Features
Property-free is the way to be - for us anyway

By Phil Madsen
OOIDA Life Member
Hampton, MN

 

Once upon a time, my wife and I owned a house and had good jobs. Now we live and work in a truck.

Another sad recession story? Two people to pity? A married couple forced by circumstances into a lesser life? Not at all.

We are successful owner-operators who love life on the road. We would not take our old life back for twice the income we then made. Property-free is the way to be. It means money and fun for Diane and me.
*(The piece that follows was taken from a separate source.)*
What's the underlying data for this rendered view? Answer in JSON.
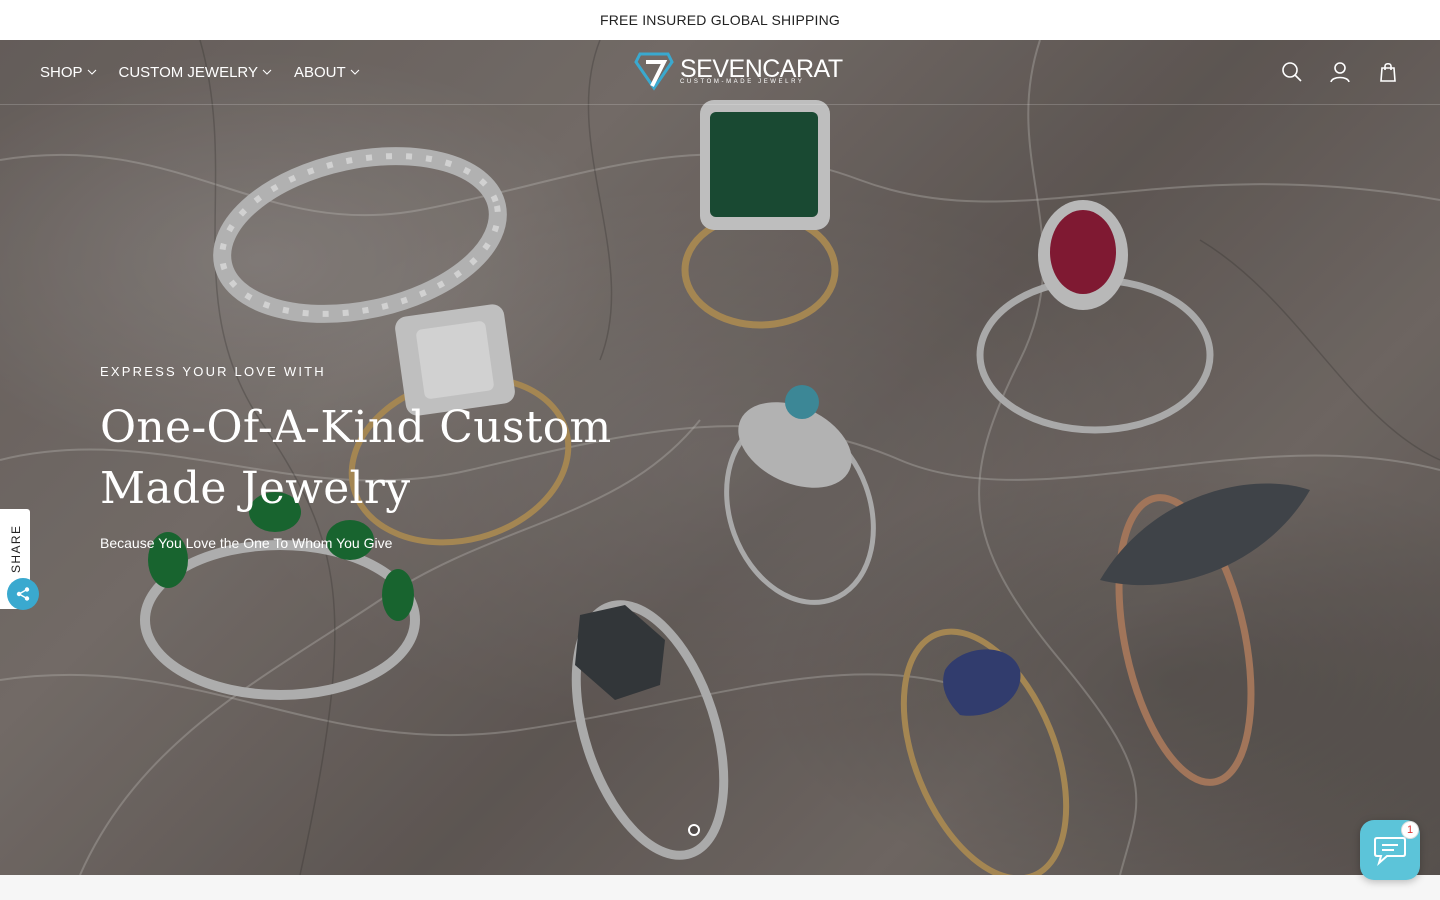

We began hauling expedited freight in 2003. A year later we sold our house, cars and nearly all household goods, and changed our legal residence to rented space in a relative’s house. This freed us from homeowner debt, maintenance and expense. It freed us to work hard and smart, and quickly pay off a custom-built, big-sleeper straight truck. The recession slowed things down, but we remain profitable and able to put money away.

The truck is designed for fun on the road. It’s easier than a big rig to park at the beach. The front is for us; the back is for freight. We generally haul just a few thousand pounds and don’t need to haul more. Expedited freight is not about weight; it’s about speed and special care.

When people ask about our truck and life, they ask about what matters to them. Homebodies ask about showers and living space. Money-conscious people (rich and poor) ask about income. Travelers ask about the tourist fun. People who feel trapped ask about time off. Family-centered folks ask about getting home. Environmentalists like to discuss our green ways. Religious people wonder if we have a ministry. Some people think we’re antisocial nutcases.

Well, we didn’t do this for other people’s reasons; we did it for our own. We did it to increase our income, spend more time together, simplify our lives, share a business project, and see the country. We did not sacrifice our house to live on the road. We got free from our house to live as we wish.

While we consider ourselves spiritual and socially conscious, our trucking purpose is not as high-minded as people sometimes suggest. We are green more by accident than on purpose. Our wardrobes fit in one cupboard each and a tiny closet not because we’re trying to save the rain forest, but because it’s foolish to carry more than we need. While our trucking business is not a ministry, we can answer God’s calls as well on the road as we could if we lived in a house.

Some truckers mock our full-featured truck. They rightly say low-end trucks can haul the same freight. Living in a truck does not mean doing without. When you own almost nothing, you can afford the best. Our truck lets us be more comfortable than the freight.

There are those who keep score by the possessions they own. We don’t. We are not better than company drivers because we own a high-end rig, or inferior to homeowners because we sleep in a truck. There will always be people who have more than you. If you spend money believing you are what you own, you’ll always be less than those who have more.

As for us being antisocial nut cases, antisocial we’re not. We see family more than when we lived in a house and have made many new friends on the road. Nutcases we may be, but it would make us nuttier still to cling to possessions we do not need to forgo the life we enjoy today. LL